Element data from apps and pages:

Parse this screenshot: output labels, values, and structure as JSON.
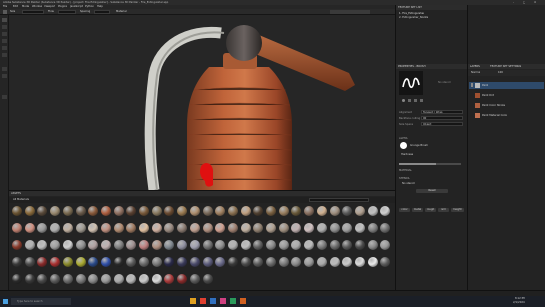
{
  "window": {
    "title": "Adobe Substance 3D Painter (Substance 3D Painter) - [project: Fire Extinguisher] - Substance 3D Painter - Fire_Extinguisher.spp"
  },
  "menu": [
    "File",
    "Edit",
    "Mode",
    "Window",
    "Viewport",
    "Plugins",
    "JavaScript",
    "Python",
    "Help"
  ],
  "toolbar": {
    "size_label": "Size",
    "flow_label": "Flow",
    "spacing_label": "Spacing",
    "material_label": "Material"
  },
  "texture_set": {
    "header": "TEXTURE SET LIST",
    "items": [
      "1. Fire_Extinguisher",
      "2. Extinguisher_Nozzle"
    ]
  },
  "properties": {
    "header": "PROPERTIES - BRUSH",
    "stroke_preview_label": "No stencil",
    "fields": [
      {
        "label": "Alignment",
        "value": "Tangent | Wrap"
      },
      {
        "label": "Backface culling",
        "value": "90"
      },
      {
        "label": "Size Space",
        "value": "Object"
      }
    ],
    "alpha_header": "ALPHA",
    "alpha_name": "Grunge Brush",
    "checkbox_hardness": "Hardness",
    "section_material": "MATERIAL",
    "section_stencil": "STENCIL",
    "stencil_value": "No stencil",
    "reset_label": "Reset",
    "buttons": [
      "color",
      "metal",
      "rough",
      "nrm",
      "height"
    ]
  },
  "layers": {
    "header": "LAYERS",
    "tab2": "TEXTURE SET SETTINGS",
    "blend": "Normal",
    "opacity": "100",
    "rows": [
      "Paint",
      "Paint Dirt",
      "Paint Color Stroke",
      "Paint Material Color"
    ]
  },
  "assets": {
    "header": "ASSETS",
    "filter": "All Materials",
    "search_placeholder": "Search",
    "rows": [
      [
        "#6b5432",
        "#8a6a3a",
        "#5a4a3a",
        "#9a8a70",
        "#7a6a50",
        "#6a5a4a",
        "#8a5a3a",
        "#b06040",
        "#907060",
        "#5a4030",
        "#7a5a3a",
        "#8a7a60",
        "#6a4a30",
        "#9a7a50",
        "#b09070",
        "#7a6a5a",
        "#a08060",
        "#8a7050",
        "#c0a080",
        "#504030",
        "#7a6040",
        "#9a8060",
        "#6a5a3a",
        "#8a7060",
        "#d0b090",
        "#a09080",
        "#5a5a5a",
        "#b0a090",
        "#c0c0c0",
        "#d0d0d0"
      ],
      [
        "#c08070",
        "#d09080",
        "#9a9a9a",
        "#b0b0b0",
        "#c0b0a0",
        "#a09a90",
        "#d0c0b0",
        "#c09080",
        "#b08a70",
        "#a07a60",
        "#e0c0a0",
        "#d0b0a0",
        "#9a8a80",
        "#8a7a70",
        "#c0a090",
        "#b09080",
        "#d0a090",
        "#a08070",
        "#c0b0a0",
        "#908070",
        "#b0a090",
        "#a09080",
        "#c0b0b0",
        "#d0c0c0",
        "#b0b0b0",
        "#909090",
        "#a0a0a0",
        "#c0c0c0",
        "#808080",
        "#707070"
      ],
      [
        "#8a3a2a",
        "#b0b0b0",
        "#c0c0c0",
        "#a0a0a0",
        "#d0d0d0",
        "#909090",
        "#b0a0a0",
        "#c0b0b0",
        "#808080",
        "#a09090",
        "#c08080",
        "#b09080",
        "#808890",
        "#9090a0",
        "#a0a0b0",
        "#707070",
        "#909090",
        "#b0b0b0",
        "#c0c0c0",
        "#606060",
        "#8a8a8a",
        "#9a9a9a",
        "#aaaaaa",
        "#bababa",
        "#7a7a7a",
        "#6a6a6a",
        "#5a5a5a",
        "#4a4a4a",
        "#8a8a8a",
        "#9a9a9a"
      ],
      [
        "#3a3a3a",
        "#4a4a4a",
        "#8a2a2a",
        "#aa3030",
        "#8a8a2a",
        "#aaaa30",
        "#2a4a8a",
        "#3050aa",
        "#2a2a2a",
        "#5a5a5a",
        "#6a6a6a",
        "#7a7a7a",
        "#2a2a4a",
        "#3a3a5a",
        "#4a4a6a",
        "#5a5a7a",
        "#6a6a8a",
        "#3a3a3a",
        "#4a4a4a",
        "#5a5a5a",
        "#6a6a6a",
        "#7a7a7a",
        "#8a8a8a",
        "#9a9a9a",
        "#aaaaaa",
        "#bababa",
        "#cacaca",
        "#dadada",
        "#eaeaea",
        "#5a5a5a"
      ],
      [
        "#2a2a2a",
        "#3a3a3a",
        "#4a4a4a",
        "#5a5a5a",
        "#6a6a6a",
        "#7a7a7a",
        "#8a8a8a",
        "#9a9a9a",
        "#aaaaaa",
        "#bababa",
        "#cacaca",
        "#dadada",
        "#aa3a3a",
        "#8a2a2a",
        "#5a5a5a",
        "#4a4a4a"
      ]
    ]
  },
  "status": {
    "left": "",
    "right": ""
  },
  "taskbar": {
    "search_placeholder": "Type here to search",
    "time": "8:12 PM",
    "date": "2/1/2024"
  }
}
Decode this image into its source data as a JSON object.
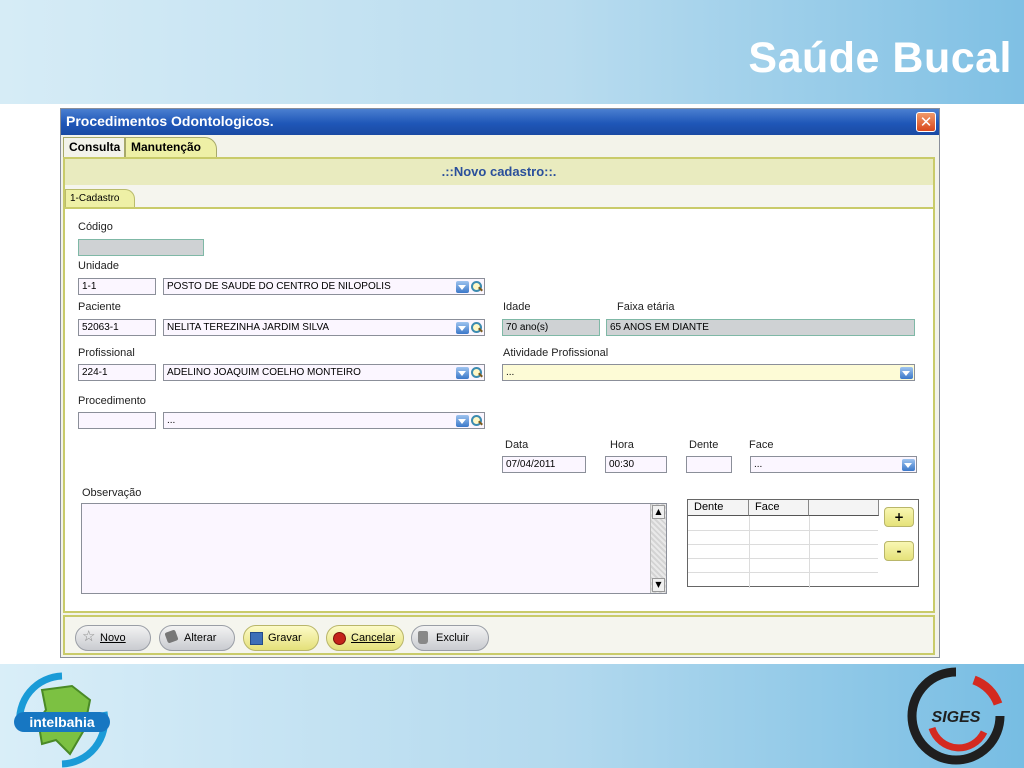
{
  "slide": {
    "title": "Saúde Bucal",
    "logo_left": "intelbahia",
    "logo_right": "SIGES"
  },
  "window": {
    "title": "Procedimentos Odontologicos.",
    "close_icon": "close-icon"
  },
  "tabs": {
    "consulta": "Consulta",
    "manutencao": "Manutenção"
  },
  "panel": {
    "header": ".::Novo cadastro::.",
    "subtab": "1-Cadastro"
  },
  "form": {
    "codigo_label": "Código",
    "codigo_value": "",
    "unidade_label": "Unidade",
    "unidade_code": "1-1",
    "unidade_name": "POSTO DE SAUDE DO CENTRO DE NILOPOLIS",
    "paciente_label": "Paciente",
    "paciente_code": "52063-1",
    "paciente_name": "NELITA TEREZINHA JARDIM SILVA",
    "idade_label": "Idade",
    "idade_value": "70 ano(s)",
    "faixa_label": "Faixa etária",
    "faixa_value": "65 ANOS EM DIANTE",
    "profissional_label": "Profissional",
    "profissional_code": "224-1",
    "profissional_name": "ADELINO JOAQUIM COELHO MONTEIRO",
    "atividade_label": "Atividade Profissional",
    "atividade_value": "...",
    "procedimento_label": "Procedimento",
    "procedimento_code": "",
    "procedimento_name": "...",
    "data_label": "Data",
    "data_value": "07/04/2011",
    "hora_label": "Hora",
    "hora_value": "00:30",
    "dente_label": "Dente",
    "dente_value": "",
    "face_label": "Face",
    "face_value": "...",
    "observacao_label": "Observação",
    "observacao_value": ""
  },
  "grid": {
    "columns": [
      "Dente",
      "Face"
    ],
    "add_label": "+",
    "remove_label": "-"
  },
  "toolbar": {
    "novo": "Novo",
    "alterar": "Alterar",
    "gravar": "Gravar",
    "cancelar": "Cancelar",
    "excluir": "Excluir"
  }
}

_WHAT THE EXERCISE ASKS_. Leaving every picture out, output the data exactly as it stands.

_RESPONSE_.
Parse this screenshot: output labels, values, and structure as JSON.
{
  "window": {
    "title": "Adobe Substance 3D Painter (Substance 3D Painter) - [project: Fire Extinguisher] - Substance 3D Painter - Fire_Extinguisher.spp"
  },
  "menu": [
    "File",
    "Edit",
    "Mode",
    "Window",
    "Viewport",
    "Plugins",
    "JavaScript",
    "Python",
    "Help"
  ],
  "toolbar": {
    "size_label": "Size",
    "flow_label": "Flow",
    "spacing_label": "Spacing",
    "material_label": "Material"
  },
  "texture_set": {
    "header": "TEXTURE SET LIST",
    "items": [
      "1. Fire_Extinguisher",
      "2. Extinguisher_Nozzle"
    ]
  },
  "properties": {
    "header": "PROPERTIES - BRUSH",
    "stroke_preview_label": "No stencil",
    "fields": [
      {
        "label": "Alignment",
        "value": "Tangent | Wrap"
      },
      {
        "label": "Backface culling",
        "value": "90"
      },
      {
        "label": "Size Space",
        "value": "Object"
      }
    ],
    "alpha_header": "ALPHA",
    "alpha_name": "Grunge Brush",
    "checkbox_hardness": "Hardness",
    "section_material": "MATERIAL",
    "section_stencil": "STENCIL",
    "stencil_value": "No stencil",
    "reset_label": "Reset",
    "buttons": [
      "color",
      "metal",
      "rough",
      "nrm",
      "height"
    ]
  },
  "layers": {
    "header": "LAYERS",
    "tab2": "TEXTURE SET SETTINGS",
    "blend": "Normal",
    "opacity": "100",
    "rows": [
      "Paint",
      "Paint Dirt",
      "Paint Color Stroke",
      "Paint Material Color"
    ]
  },
  "assets": {
    "header": "ASSETS",
    "filter": "All Materials",
    "search_placeholder": "Search",
    "rows": [
      [
        "#6b5432",
        "#8a6a3a",
        "#5a4a3a",
        "#9a8a70",
        "#7a6a50",
        "#6a5a4a",
        "#8a5a3a",
        "#b06040",
        "#907060",
        "#5a4030",
        "#7a5a3a",
        "#8a7a60",
        "#6a4a30",
        "#9a7a50",
        "#b09070",
        "#7a6a5a",
        "#a08060",
        "#8a7050",
        "#c0a080",
        "#504030",
        "#7a6040",
        "#9a8060",
        "#6a5a3a",
        "#8a7060",
        "#d0b090",
        "#a09080",
        "#5a5a5a",
        "#b0a090",
        "#c0c0c0",
        "#d0d0d0"
      ],
      [
        "#c08070",
        "#d09080",
        "#9a9a9a",
        "#b0b0b0",
        "#c0b0a0",
        "#a09a90",
        "#d0c0b0",
        "#c09080",
        "#b08a70",
        "#a07a60",
        "#e0c0a0",
        "#d0b0a0",
        "#9a8a80",
        "#8a7a70",
        "#c0a090",
        "#b09080",
        "#d0a090",
        "#a08070",
        "#c0b0a0",
        "#908070",
        "#b0a090",
        "#a09080",
        "#c0b0b0",
        "#d0c0c0",
        "#b0b0b0",
        "#909090",
        "#a0a0a0",
        "#c0c0c0",
        "#808080",
        "#707070"
      ],
      [
        "#8a3a2a",
        "#b0b0b0",
        "#c0c0c0",
        "#a0a0a0",
        "#d0d0d0",
        "#909090",
        "#b0a0a0",
        "#c0b0b0",
        "#808080",
        "#a09090",
        "#c08080",
        "#b09080",
        "#808890",
        "#9090a0",
        "#a0a0b0",
        "#707070",
        "#909090",
        "#b0b0b0",
        "#c0c0c0",
        "#606060",
        "#8a8a8a",
        "#9a9a9a",
        "#aaaaaa",
        "#bababa",
        "#7a7a7a",
        "#6a6a6a",
        "#5a5a5a",
        "#4a4a4a",
        "#8a8a8a",
        "#9a9a9a"
      ],
      [
        "#3a3a3a",
        "#4a4a4a",
        "#8a2a2a",
        "#aa3030",
        "#8a8a2a",
        "#aaaa30",
        "#2a4a8a",
        "#3050aa",
        "#2a2a2a",
        "#5a5a5a",
        "#6a6a6a",
        "#7a7a7a",
        "#2a2a4a",
        "#3a3a5a",
        "#4a4a6a",
        "#5a5a7a",
        "#6a6a8a",
        "#3a3a3a",
        "#4a4a4a",
        "#5a5a5a",
        "#6a6a6a",
        "#7a7a7a",
        "#8a8a8a",
        "#9a9a9a",
        "#aaaaaa",
        "#bababa",
        "#cacaca",
        "#dadada",
        "#eaeaea",
        "#5a5a5a"
      ],
      [
        "#2a2a2a",
        "#3a3a3a",
        "#4a4a4a",
        "#5a5a5a",
        "#6a6a6a",
        "#7a7a7a",
        "#8a8a8a",
        "#9a9a9a",
        "#aaaaaa",
        "#bababa",
        "#cacaca",
        "#dadada",
        "#aa3a3a",
        "#8a2a2a",
        "#5a5a5a",
        "#4a4a4a"
      ]
    ]
  },
  "status": {
    "left": "",
    "right": ""
  },
  "taskbar": {
    "search_placeholder": "Type here to search",
    "time": "8:12 PM",
    "date": "2/1/2024"
  }
}
Decode this image into its source data as a JSON object.
{
  "slide": {
    "title": "Saúde Bucal",
    "logo_left": "intelbahia",
    "logo_right": "SIGES"
  },
  "window": {
    "title": "Procedimentos Odontologicos.",
    "close_icon": "close-icon"
  },
  "tabs": {
    "consulta": "Consulta",
    "manutencao": "Manutenção"
  },
  "panel": {
    "header": ".::Novo cadastro::.",
    "subtab": "1-Cadastro"
  },
  "form": {
    "codigo_label": "Código",
    "codigo_value": "",
    "unidade_label": "Unidade",
    "unidade_code": "1-1",
    "unidade_name": "POSTO DE SAUDE DO CENTRO DE NILOPOLIS",
    "paciente_label": "Paciente",
    "paciente_code": "52063-1",
    "paciente_name": "NELITA TEREZINHA JARDIM SILVA",
    "idade_label": "Idade",
    "idade_value": "70 ano(s)",
    "faixa_label": "Faixa etária",
    "faixa_value": "65 ANOS EM DIANTE",
    "profissional_label": "Profissional",
    "profissional_code": "224-1",
    "profissional_name": "ADELINO JOAQUIM COELHO MONTEIRO",
    "atividade_label": "Atividade Profissional",
    "atividade_value": "...",
    "procedimento_label": "Procedimento",
    "procedimento_code": "",
    "procedimento_name": "...",
    "data_label": "Data",
    "data_value": "07/04/2011",
    "hora_label": "Hora",
    "hora_value": "00:30",
    "dente_label": "Dente",
    "dente_value": "",
    "face_label": "Face",
    "face_value": "...",
    "observacao_label": "Observação",
    "observacao_value": ""
  },
  "grid": {
    "columns": [
      "Dente",
      "Face"
    ],
    "add_label": "+",
    "remove_label": "-"
  },
  "toolbar": {
    "novo": "Novo",
    "alterar": "Alterar",
    "gravar": "Gravar",
    "cancelar": "Cancelar",
    "excluir": "Excluir"
  }
}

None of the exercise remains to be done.